Since most of the shaftless drive solutions follow the same control strategy, Siemens has created the "SiMotion Shaftless Drive Standard". This Standard outlines a programming structure and contains a library of functions that work well to control such solutions.

The basic ideas contained in this strategy are outlined below:

•is is performed through a standard mode interface.

Simon goes on to describe a printing application project, and the benefits of the Shaftless Standard.




No comments
The Top Plant program honors outstanding manufacturing facilities in North America. View the 2013 Top Plant.
The Product of the Year program recognizes products newly released in the manufacturing industries.
The Engineering Leaders Under 40 program identifies and gives recognition to young engineers who...
The true cost of lubrication: Three keys to consider when evaluating oils; Plant Engineering Lubrication Guide; 11 ways to protect bearing assets; Is lubrication part of your KPIs?
Contract maintenance: 5 ways to keep things humming while keeping an eye on costs; Pneumatic systems; Energy monitoring; The sixth 'S' is safety
Transport your data: Supply chain information critical to operational excellence; High-voltage faults; Portable cooling; Safety automation isn't automatic
Case Study Database

Case Study Database

Get more exposure for your case study by uploading it to the Plant Engineering case study database, where end-users can identify relevant solutions and explore what the experts are doing to effectively implement a variety of technology and productivity related projects.

These case studies provide examples of how knowledgeable solution providers have used technology, processes and people to create effective and successful implementations in real-world situations.

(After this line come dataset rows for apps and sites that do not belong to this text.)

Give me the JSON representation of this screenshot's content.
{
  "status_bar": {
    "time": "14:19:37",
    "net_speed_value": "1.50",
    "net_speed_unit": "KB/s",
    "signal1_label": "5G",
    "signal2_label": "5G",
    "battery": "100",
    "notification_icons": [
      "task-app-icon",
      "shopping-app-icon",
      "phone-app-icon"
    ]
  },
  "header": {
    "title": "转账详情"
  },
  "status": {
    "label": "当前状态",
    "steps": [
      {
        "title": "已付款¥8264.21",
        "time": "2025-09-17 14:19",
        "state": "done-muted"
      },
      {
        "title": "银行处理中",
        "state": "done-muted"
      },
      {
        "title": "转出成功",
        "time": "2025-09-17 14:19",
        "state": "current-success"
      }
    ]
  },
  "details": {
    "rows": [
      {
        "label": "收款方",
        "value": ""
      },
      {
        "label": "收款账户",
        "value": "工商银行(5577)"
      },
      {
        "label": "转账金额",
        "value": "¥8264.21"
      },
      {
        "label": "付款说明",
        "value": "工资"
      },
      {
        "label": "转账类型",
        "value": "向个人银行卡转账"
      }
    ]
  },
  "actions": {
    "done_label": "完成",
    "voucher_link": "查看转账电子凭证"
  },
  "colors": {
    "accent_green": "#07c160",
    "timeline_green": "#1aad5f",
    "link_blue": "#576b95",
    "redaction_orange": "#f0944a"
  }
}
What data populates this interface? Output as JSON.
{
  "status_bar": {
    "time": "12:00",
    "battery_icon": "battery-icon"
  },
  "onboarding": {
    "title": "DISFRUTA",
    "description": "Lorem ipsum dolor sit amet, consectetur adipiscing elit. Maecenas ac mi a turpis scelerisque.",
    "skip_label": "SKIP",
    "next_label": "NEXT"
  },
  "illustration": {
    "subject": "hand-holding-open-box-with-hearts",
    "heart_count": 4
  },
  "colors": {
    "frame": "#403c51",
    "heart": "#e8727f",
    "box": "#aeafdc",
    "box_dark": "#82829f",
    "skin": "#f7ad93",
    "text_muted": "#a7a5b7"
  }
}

Case studies can be completed by filling out a simple online form where you can outline the project title, abstract, and full story in 1500 words or less; upload photos, videos and a logo.

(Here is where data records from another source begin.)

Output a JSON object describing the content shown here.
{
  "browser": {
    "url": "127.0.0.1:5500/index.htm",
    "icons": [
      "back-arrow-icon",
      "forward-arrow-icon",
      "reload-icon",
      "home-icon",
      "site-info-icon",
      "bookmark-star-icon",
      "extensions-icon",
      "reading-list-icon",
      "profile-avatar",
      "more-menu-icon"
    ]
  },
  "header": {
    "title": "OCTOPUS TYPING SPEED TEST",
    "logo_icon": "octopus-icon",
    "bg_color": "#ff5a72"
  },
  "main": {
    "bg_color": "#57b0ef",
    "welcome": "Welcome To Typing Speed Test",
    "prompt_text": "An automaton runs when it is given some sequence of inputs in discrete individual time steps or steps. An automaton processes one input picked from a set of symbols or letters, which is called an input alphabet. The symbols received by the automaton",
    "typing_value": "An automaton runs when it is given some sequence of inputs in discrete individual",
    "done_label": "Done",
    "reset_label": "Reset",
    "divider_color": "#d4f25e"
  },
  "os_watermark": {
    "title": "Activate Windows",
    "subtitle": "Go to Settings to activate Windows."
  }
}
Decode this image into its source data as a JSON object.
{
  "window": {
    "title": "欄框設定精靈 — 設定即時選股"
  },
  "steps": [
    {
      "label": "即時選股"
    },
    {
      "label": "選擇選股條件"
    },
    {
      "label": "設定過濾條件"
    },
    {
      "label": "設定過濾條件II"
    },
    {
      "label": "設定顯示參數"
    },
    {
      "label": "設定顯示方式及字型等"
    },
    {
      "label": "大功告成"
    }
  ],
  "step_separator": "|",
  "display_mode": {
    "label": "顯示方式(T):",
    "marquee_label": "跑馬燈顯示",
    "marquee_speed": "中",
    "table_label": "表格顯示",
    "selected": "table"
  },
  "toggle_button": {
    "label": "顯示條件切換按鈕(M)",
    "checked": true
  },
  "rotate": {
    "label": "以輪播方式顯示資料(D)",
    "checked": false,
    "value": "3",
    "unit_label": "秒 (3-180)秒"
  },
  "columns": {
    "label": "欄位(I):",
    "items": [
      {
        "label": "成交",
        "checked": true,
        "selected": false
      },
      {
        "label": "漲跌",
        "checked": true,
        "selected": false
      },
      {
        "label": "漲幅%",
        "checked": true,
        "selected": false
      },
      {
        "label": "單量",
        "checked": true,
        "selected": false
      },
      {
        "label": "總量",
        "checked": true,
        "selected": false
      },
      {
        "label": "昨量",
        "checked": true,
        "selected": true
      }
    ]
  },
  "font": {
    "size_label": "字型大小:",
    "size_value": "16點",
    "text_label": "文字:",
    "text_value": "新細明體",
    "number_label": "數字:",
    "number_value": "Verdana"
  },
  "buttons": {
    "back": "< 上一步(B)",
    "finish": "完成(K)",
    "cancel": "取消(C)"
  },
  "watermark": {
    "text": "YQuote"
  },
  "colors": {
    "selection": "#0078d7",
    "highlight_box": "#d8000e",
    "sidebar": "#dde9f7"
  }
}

Click here to visit the Case Study Database and upload your case study.

Maintaining low data center PUE; Using eco mode in UPS systems; Commissioning electrical and power systems; Exploring dc power distribution alternatives
Synchronizing industrial Ethernet networks; Selecting protocol conversion gateways; Integrating HMIs with PLCs and PACs
Why manufacturers need to see energy in a different light: Current approaches to energy management yield quick savings, but leave plant managers searching for ways of improving on those early gains.

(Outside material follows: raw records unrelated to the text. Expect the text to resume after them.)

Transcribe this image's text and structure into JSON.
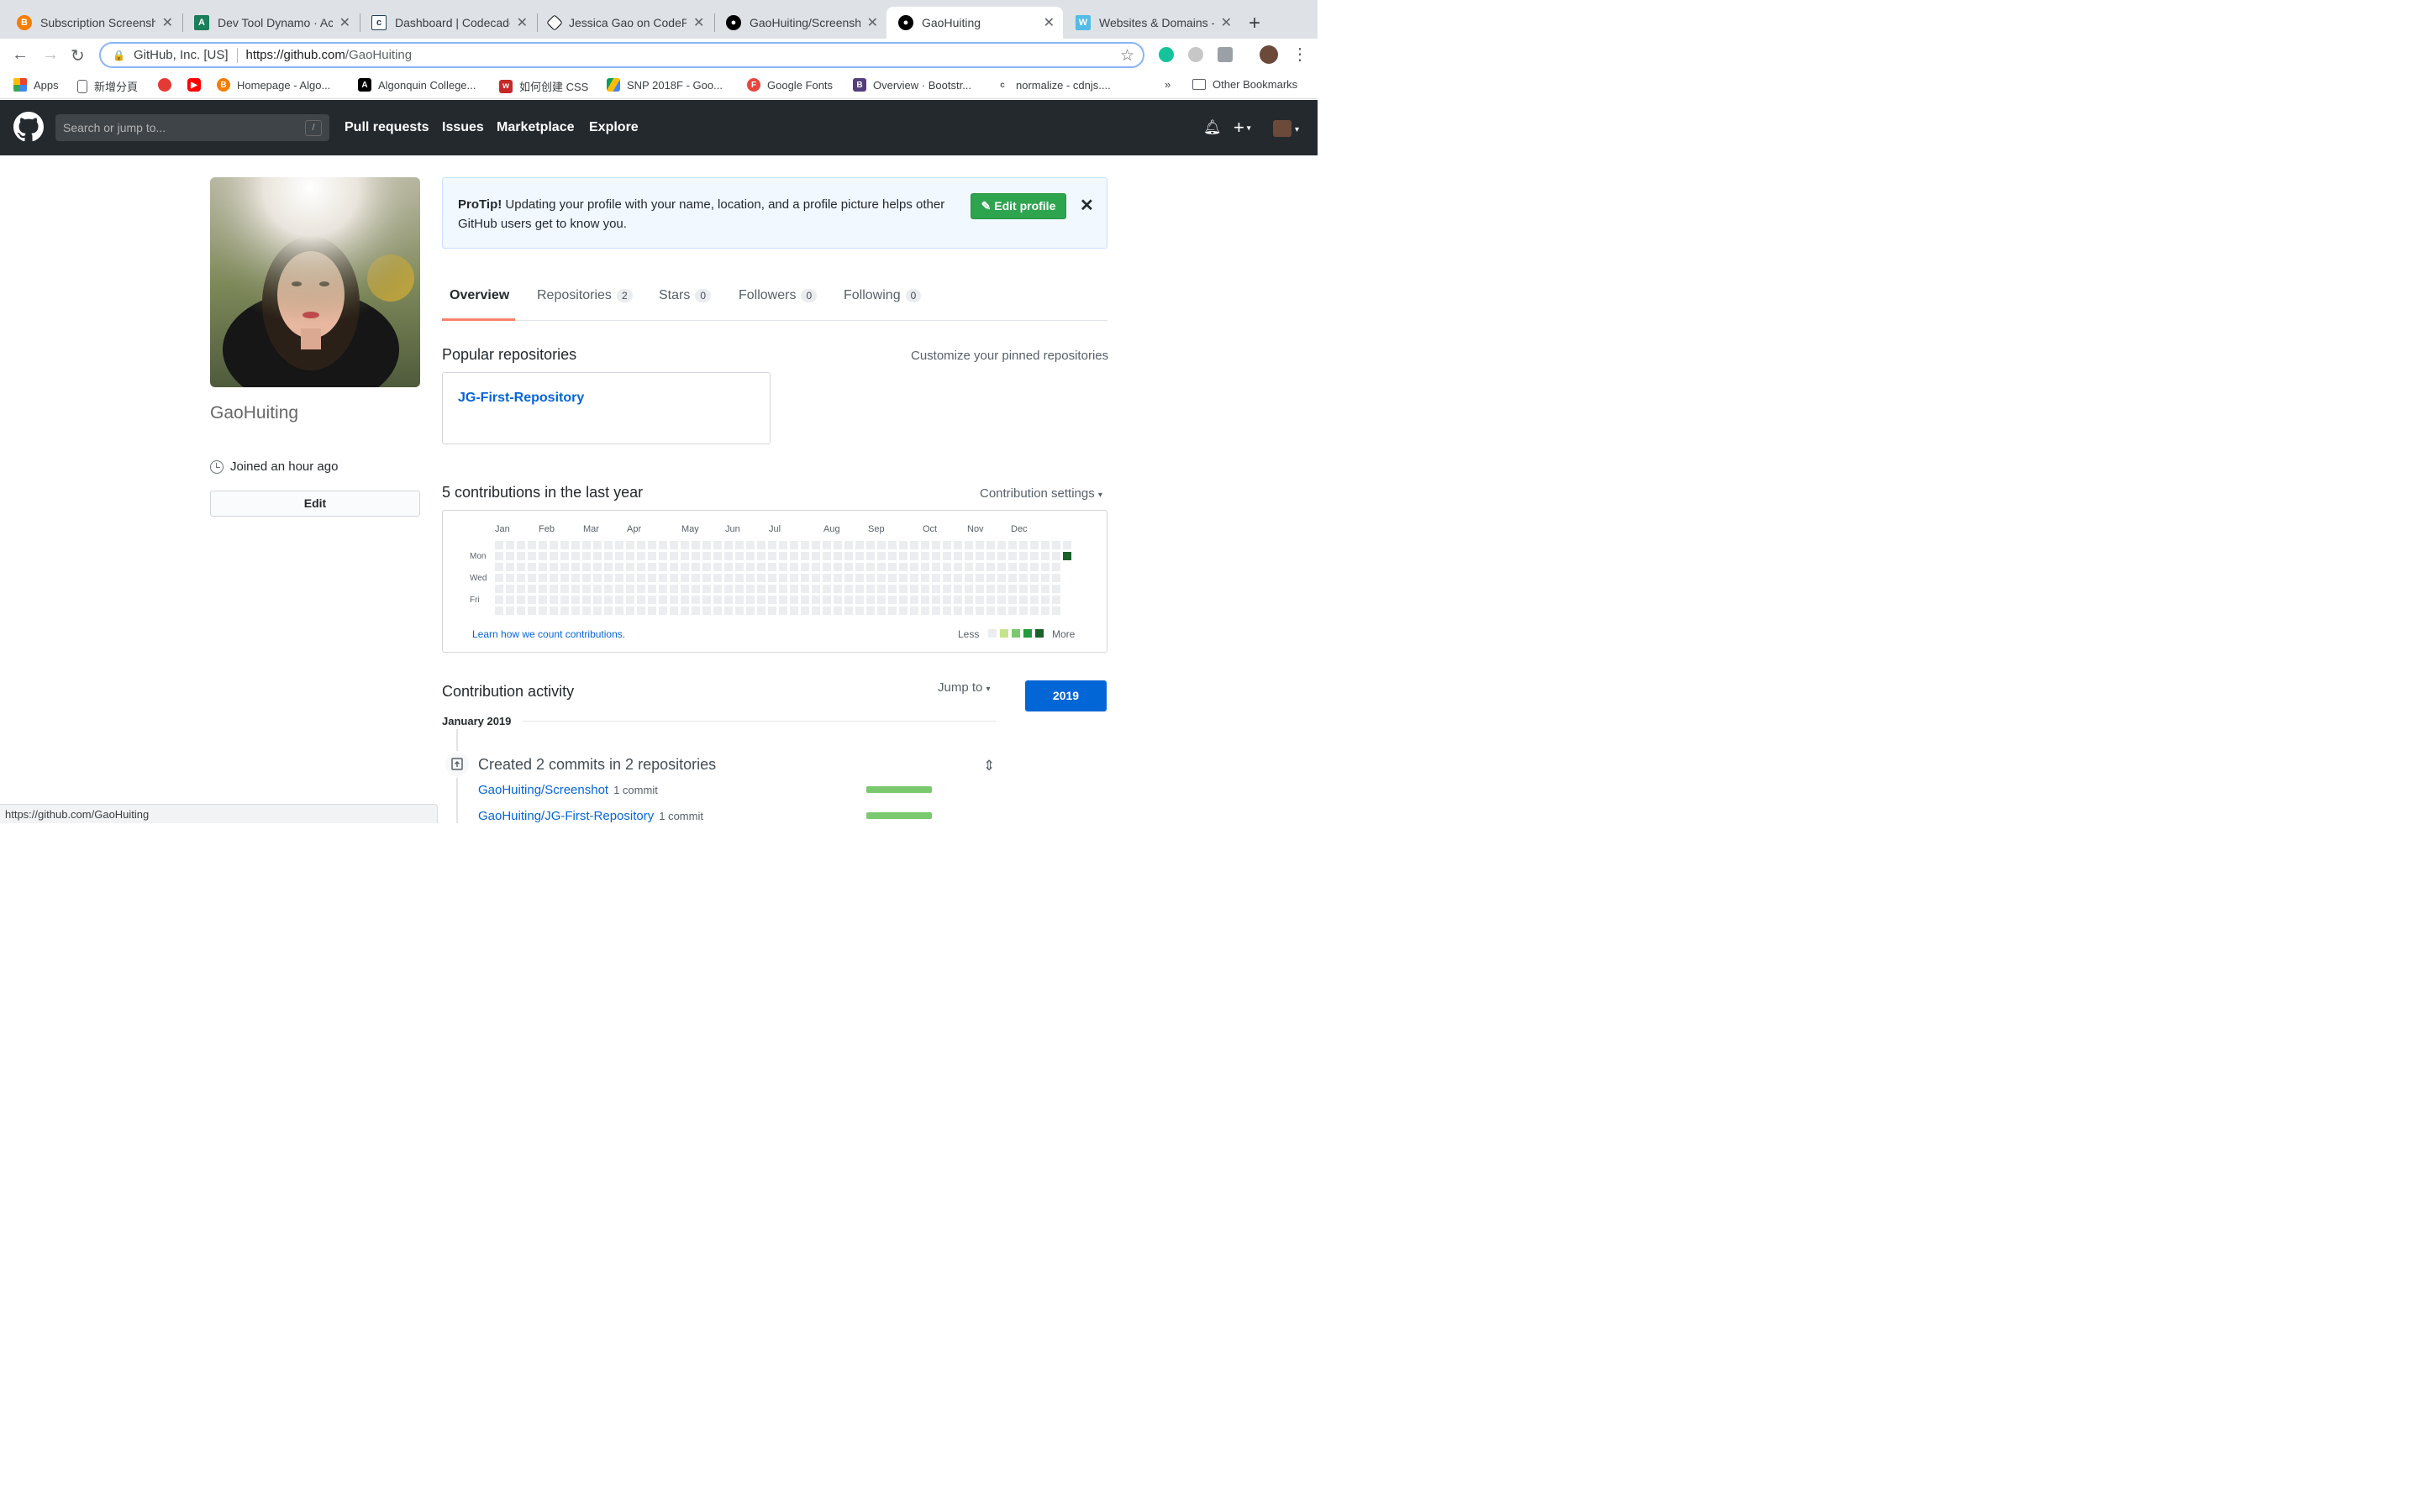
{
  "browser": {
    "tabs": [
      {
        "title": "Subscription Screensh",
        "icon": "blogger-icon",
        "color": "#f57d00"
      },
      {
        "title": "Dev Tool Dynamo · Act",
        "icon": "chart-icon",
        "color": "#1a7f5a"
      },
      {
        "title": "Dashboard | Codecade",
        "icon": "codecademy-icon",
        "color": "#204056"
      },
      {
        "title": "Jessica Gao on CodeP",
        "icon": "codepen-icon",
        "color": "#000000"
      },
      {
        "title": "GaoHuiting/Screensho",
        "icon": "github-icon",
        "color": "#000000"
      },
      {
        "title": "GaoHuiting",
        "icon": "github-icon",
        "color": "#000000",
        "active": true
      },
      {
        "title": "Websites & Domains -",
        "icon": "plesk-icon",
        "color": "#52bbe6"
      }
    ],
    "address": {
      "org": "GitHub, Inc. [US]",
      "url_host": "https://github.com",
      "url_path": "/GaoHuiting"
    },
    "bookmarks": [
      {
        "label": "Apps",
        "icon": "apps-grid-icon"
      },
      {
        "label": "新增分頁",
        "icon": "page-icon"
      },
      {
        "label": "",
        "icon": "kiwi-icon"
      },
      {
        "label": "",
        "icon": "youtube-icon"
      },
      {
        "label": "Homepage - Algo...",
        "icon": "blogger-icon"
      },
      {
        "label": "Algonquin College...",
        "icon": "algonquin-icon"
      },
      {
        "label": "如何创建 CSS",
        "icon": "w3-icon"
      },
      {
        "label": "SNP 2018F - Goo...",
        "icon": "drive-icon"
      },
      {
        "label": "Google Fonts",
        "icon": "fonts-icon"
      },
      {
        "label": "Overview · Bootstr...",
        "icon": "bootstrap-icon"
      },
      {
        "label": "normalize - cdnjs....",
        "icon": "cdnjs-icon"
      },
      {
        "label": "»",
        "icon": ""
      },
      {
        "label": "Other Bookmarks",
        "icon": "folder-icon"
      }
    ],
    "status_url": "https://github.com/GaoHuiting"
  },
  "github": {
    "search_placeholder": "Search or jump to...",
    "search_key": "/",
    "nav": [
      "Pull requests",
      "Issues",
      "Marketplace",
      "Explore"
    ]
  },
  "profile": {
    "username": "GaoHuiting",
    "joined": "Joined an hour ago",
    "edit_label": "Edit"
  },
  "protip": {
    "strong": "ProTip!",
    "text": " Updating your profile with your name, location, and a profile picture helps other GitHub users get to know you.",
    "button": "Edit profile"
  },
  "tabs": [
    {
      "label": "Overview",
      "count": null,
      "active": true
    },
    {
      "label": "Repositories",
      "count": "2"
    },
    {
      "label": "Stars",
      "count": "0"
    },
    {
      "label": "Followers",
      "count": "0"
    },
    {
      "label": "Following",
      "count": "0"
    }
  ],
  "popular": {
    "title": "Popular repositories",
    "customize": "Customize your pinned repositories",
    "repos": [
      "JG-First-Repository"
    ]
  },
  "contributions": {
    "title": "5 contributions in the last year",
    "settings": "Contribution settings",
    "months": [
      "Jan",
      "Feb",
      "Mar",
      "Apr",
      "May",
      "Jun",
      "Jul",
      "Aug",
      "Sep",
      "Oct",
      "Nov",
      "Dec"
    ],
    "days": [
      "Mon",
      "Wed",
      "Fri"
    ],
    "learn": "Learn how we count contributions.",
    "less": "Less",
    "more": "More",
    "colors": [
      "#ebedf0",
      "#c6e48b",
      "#7bc96f",
      "#239a3b",
      "#196127"
    ]
  },
  "activity": {
    "title": "Contribution activity",
    "jump_to": "Jump to",
    "year": "2019",
    "month": "January 2019",
    "summary": "Created 2 commits in 2 repositories",
    "rows": [
      {
        "repo": "GaoHuiting/Screenshot",
        "count": "1 commit"
      },
      {
        "repo": "GaoHuiting/JG-First-Repository",
        "count": "1 commit"
      }
    ]
  }
}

Annual Salary Survey

Participate in the 2013 Salary Survey

In a year when manufacturing continued to lead the economic rebound, it makes sense that plant manager bonuses rebounded. Plant Engineering’s annual Salary Survey shows both wages and bonuses rose in 2012 after a retreat the year before.

Average salary across all job titles for plant floor management rose 3.5% to $95,446, and bonus compensation jumped to $15,162, a 4.2% increase from the 2010 level and double the 2011 total, which showed a sharp drop in bonus.

2012 Salary Survey Analysis

2012 Salary Survey Results

Maintenance and reliability tips and best practices from the maintenance and reliability coaches at Allied Reliability Group.
The One Voice for Manufacturing blog reports on federal public policy issues impacting the manufacturing sector. One Voice is a joint effort by the National Tooling and Machining...
The Society for Maintenance and Reliability Professionals an organization devoted...
Join this ongoing discussion of machine guarding topics, including solutions assessments, regulatory compliance, gap analysis...
IMS Research, recently acquired by IHS Inc., is a leading independent supplier of market research and consultancy to the global electronics industry.
Maintenance is not optional in manufacturing. It’s a profit center, driving productivity and uptime while reducing overall repair costs.
The Lachance on CMMS blog is about current maintenance topics. Blogger Paul Lachance is president and chief technology officer for Smartware Group.